How QC solutions work in theory
A good analogy of how they work would be this seemingly unrelated video. We see salt particles on a limited flat surface, navigating themselves into a certain pattern when they "hear" a sound with a specific wavelength. (It's all about the small integer ratios of the wavelength and the plane size; much like steady Lissajous curves, or chords in music.) The point is, they move around until they reach a state where they "like to stay".
Quantum Computers, according to their believers (and to the best of my knowledge), work similarly. They are a network of qbits taking every possible state (at once!) but they only get stable in a certain constellation - the one that satisfies your criteria. Then you go read their final state, and it should be the answer itself, or one of the likely answers. It's as if you calculated all points of a curve with the salt-and-sound method. Classical computers would do this like a particle emulator where you'd have to calculate every grain of salt; with this sound wave thing, you get an instant answer because salt is "everywhere" at the beginning, just as qbit states.
And this is nice - in theory.
will might never work
The problem is, you can't communicate with quantum bits. I mean, not really. Physicists have a theory, merely a theory, that such thing as superposition even exists. It's not a thing, it's an attempt to explain something we don't know. It's a method of working with unsure data. It's like saying "until you solve this equation, x has all the possible values, and then it suddenly collapses and takes on only one". Sure, it's one way to look at things; but it's not reality itself, it's just a side effect of missing information. If you already know x and I don't, then only I will have this uncertainty, and x, in fact, has a very specific value all along.
The same is true for quantum entanglement. According to the mainstream theory, when you observe one of the pairs, you gain instant information of the other. This sounds like magic, but it's like a pair of gloves: if we put them in two bags, then we both take one of the bags (random) and travel to the opposite ends of the galaxy, you will still know that if you have the left one in yours, then the right one was in mine. No information travels thru spacetime, nothing happens, only we know something on both sides - as soon as we "make the glove function collapse", aka check the bag.
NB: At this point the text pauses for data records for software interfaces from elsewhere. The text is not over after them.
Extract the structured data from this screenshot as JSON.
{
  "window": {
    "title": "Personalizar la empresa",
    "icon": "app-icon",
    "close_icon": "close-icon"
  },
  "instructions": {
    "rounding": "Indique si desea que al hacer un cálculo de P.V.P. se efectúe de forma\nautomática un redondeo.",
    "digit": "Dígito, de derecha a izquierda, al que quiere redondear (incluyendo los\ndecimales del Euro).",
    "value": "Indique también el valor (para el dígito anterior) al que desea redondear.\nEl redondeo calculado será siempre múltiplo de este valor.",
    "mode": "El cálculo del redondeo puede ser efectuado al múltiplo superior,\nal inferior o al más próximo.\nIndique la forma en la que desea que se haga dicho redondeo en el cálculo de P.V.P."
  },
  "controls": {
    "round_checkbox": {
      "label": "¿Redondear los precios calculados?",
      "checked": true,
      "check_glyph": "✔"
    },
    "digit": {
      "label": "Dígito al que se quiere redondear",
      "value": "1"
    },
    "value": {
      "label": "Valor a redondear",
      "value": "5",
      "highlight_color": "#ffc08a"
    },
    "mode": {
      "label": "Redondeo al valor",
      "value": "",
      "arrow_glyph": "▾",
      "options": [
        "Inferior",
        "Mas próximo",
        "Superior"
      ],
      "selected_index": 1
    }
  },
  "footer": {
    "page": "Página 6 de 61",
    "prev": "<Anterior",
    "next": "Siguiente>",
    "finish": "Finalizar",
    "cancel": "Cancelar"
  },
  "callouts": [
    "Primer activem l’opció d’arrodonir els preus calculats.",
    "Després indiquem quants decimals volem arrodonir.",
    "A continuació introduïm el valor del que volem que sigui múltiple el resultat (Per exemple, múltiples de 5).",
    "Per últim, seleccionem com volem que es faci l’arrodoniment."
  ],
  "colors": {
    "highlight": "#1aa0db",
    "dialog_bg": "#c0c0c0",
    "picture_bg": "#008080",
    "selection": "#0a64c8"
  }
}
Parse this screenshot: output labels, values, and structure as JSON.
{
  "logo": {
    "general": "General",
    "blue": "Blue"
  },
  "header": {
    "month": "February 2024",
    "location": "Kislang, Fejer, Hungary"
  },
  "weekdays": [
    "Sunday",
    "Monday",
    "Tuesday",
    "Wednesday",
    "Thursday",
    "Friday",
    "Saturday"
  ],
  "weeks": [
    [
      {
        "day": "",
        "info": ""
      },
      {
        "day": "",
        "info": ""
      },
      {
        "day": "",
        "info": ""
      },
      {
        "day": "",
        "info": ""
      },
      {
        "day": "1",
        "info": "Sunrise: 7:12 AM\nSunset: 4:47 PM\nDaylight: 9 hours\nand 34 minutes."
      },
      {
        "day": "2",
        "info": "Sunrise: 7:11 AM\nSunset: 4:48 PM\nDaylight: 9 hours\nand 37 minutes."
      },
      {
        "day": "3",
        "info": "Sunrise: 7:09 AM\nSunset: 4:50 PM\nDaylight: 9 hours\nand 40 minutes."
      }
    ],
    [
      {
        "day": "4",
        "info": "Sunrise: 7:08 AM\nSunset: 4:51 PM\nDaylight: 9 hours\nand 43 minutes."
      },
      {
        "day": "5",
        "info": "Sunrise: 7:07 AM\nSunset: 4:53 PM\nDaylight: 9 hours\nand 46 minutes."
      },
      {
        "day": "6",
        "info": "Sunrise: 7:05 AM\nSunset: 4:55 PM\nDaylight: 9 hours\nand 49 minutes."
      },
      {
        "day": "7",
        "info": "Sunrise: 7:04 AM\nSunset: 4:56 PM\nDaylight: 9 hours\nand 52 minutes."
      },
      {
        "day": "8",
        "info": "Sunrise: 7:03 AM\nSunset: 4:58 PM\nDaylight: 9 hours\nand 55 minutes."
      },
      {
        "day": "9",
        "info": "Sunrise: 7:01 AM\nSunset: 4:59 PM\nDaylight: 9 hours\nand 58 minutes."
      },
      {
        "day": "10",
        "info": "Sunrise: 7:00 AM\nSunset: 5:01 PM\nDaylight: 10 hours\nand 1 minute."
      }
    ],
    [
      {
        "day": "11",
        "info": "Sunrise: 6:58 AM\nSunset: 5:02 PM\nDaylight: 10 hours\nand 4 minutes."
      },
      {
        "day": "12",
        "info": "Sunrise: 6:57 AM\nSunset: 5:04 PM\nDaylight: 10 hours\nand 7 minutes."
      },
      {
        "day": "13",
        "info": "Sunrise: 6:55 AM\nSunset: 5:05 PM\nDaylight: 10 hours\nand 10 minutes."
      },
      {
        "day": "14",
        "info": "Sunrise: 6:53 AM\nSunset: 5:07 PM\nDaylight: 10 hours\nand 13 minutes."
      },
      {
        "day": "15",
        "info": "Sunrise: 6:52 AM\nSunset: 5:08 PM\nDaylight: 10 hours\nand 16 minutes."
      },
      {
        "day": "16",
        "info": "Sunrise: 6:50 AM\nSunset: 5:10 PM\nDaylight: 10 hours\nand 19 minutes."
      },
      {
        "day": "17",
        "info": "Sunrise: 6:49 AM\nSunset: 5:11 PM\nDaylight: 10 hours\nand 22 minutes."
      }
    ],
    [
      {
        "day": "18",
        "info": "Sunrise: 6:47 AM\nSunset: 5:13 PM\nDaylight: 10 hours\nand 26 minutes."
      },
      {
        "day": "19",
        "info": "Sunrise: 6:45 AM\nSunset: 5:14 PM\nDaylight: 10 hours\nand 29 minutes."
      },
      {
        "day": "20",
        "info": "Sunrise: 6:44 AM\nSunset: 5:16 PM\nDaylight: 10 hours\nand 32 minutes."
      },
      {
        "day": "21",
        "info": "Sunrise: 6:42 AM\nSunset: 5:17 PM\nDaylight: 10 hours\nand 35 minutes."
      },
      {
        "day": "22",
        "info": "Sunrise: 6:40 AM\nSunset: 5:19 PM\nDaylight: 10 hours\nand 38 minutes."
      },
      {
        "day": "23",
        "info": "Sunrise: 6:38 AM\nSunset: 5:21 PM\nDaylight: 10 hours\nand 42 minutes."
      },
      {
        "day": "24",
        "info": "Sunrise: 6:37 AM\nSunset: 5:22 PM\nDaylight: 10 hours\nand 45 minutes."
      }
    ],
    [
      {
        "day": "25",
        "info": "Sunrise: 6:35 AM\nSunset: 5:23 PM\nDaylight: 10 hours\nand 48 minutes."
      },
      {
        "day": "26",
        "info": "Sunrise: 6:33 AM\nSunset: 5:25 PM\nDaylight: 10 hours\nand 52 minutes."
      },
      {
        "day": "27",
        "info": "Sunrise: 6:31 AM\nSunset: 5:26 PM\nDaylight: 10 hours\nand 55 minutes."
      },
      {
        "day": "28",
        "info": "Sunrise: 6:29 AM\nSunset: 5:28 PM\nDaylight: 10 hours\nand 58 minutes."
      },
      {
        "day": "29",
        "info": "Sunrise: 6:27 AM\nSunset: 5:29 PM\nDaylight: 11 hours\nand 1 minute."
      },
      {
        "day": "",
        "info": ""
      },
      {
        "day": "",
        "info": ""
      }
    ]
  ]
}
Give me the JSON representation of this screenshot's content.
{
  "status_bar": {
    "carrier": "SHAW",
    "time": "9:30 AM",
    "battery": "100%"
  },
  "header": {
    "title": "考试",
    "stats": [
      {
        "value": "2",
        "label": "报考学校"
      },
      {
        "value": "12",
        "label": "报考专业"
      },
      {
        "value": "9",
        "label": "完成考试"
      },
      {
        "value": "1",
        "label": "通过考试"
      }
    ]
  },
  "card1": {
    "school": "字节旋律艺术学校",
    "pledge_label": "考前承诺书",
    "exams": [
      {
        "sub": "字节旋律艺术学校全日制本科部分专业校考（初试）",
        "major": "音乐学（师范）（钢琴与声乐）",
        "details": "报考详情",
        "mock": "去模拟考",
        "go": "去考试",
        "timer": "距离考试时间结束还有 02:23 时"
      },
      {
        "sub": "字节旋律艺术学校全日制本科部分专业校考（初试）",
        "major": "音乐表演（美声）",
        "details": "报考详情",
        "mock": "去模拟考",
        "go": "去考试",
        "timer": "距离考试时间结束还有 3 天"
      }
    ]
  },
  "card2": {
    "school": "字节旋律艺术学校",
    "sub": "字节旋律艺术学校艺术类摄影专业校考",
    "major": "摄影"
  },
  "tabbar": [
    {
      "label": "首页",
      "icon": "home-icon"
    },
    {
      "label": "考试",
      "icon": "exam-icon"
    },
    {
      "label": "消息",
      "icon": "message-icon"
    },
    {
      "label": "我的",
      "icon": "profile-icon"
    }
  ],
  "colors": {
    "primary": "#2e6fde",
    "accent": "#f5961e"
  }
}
Yes, they say there's a wave function that collapses when you observe an entity; but again, this is not how it is, it's how we imagine it might as well be. It all goes back to the Copenhagen Interpretation, with a lot of debate around it, and honestly I'll open a champagne when they finally admit there's a better explanation. Even Schrödinger insisted that the probability approach to the poor cat's wellbeing is just wrong; it was a disproval of an explanation attempt, he said "guys this must be false because it leads to a contradiction in this simple thought experiment, the cat is dead and alive which is impossible"; instead, they accepted the impossible. A crazy theory about something having two states at once.
Superposition is probably a misunderstanding. Quantum computers will probably fail to deliver anything reliable; also they're very-very specific to a problem, you have to rewire them each time you want to add different numbers together, and even then, it's a very unstable way. It's like calculating the ratio of two numbers by cutting a plane to the right size, put salt on it, and then turn up the music.
- Quantum computers do NOT work, and it's not known if they ever will;
- They only ever will if we were right about the cat (which is unlikely);
- Efforts and expenses are way beyond the point of "worth it";
- The most practical problem they will ever solve is like factoring numbers;
- They will advertise the hell out of them no matter what.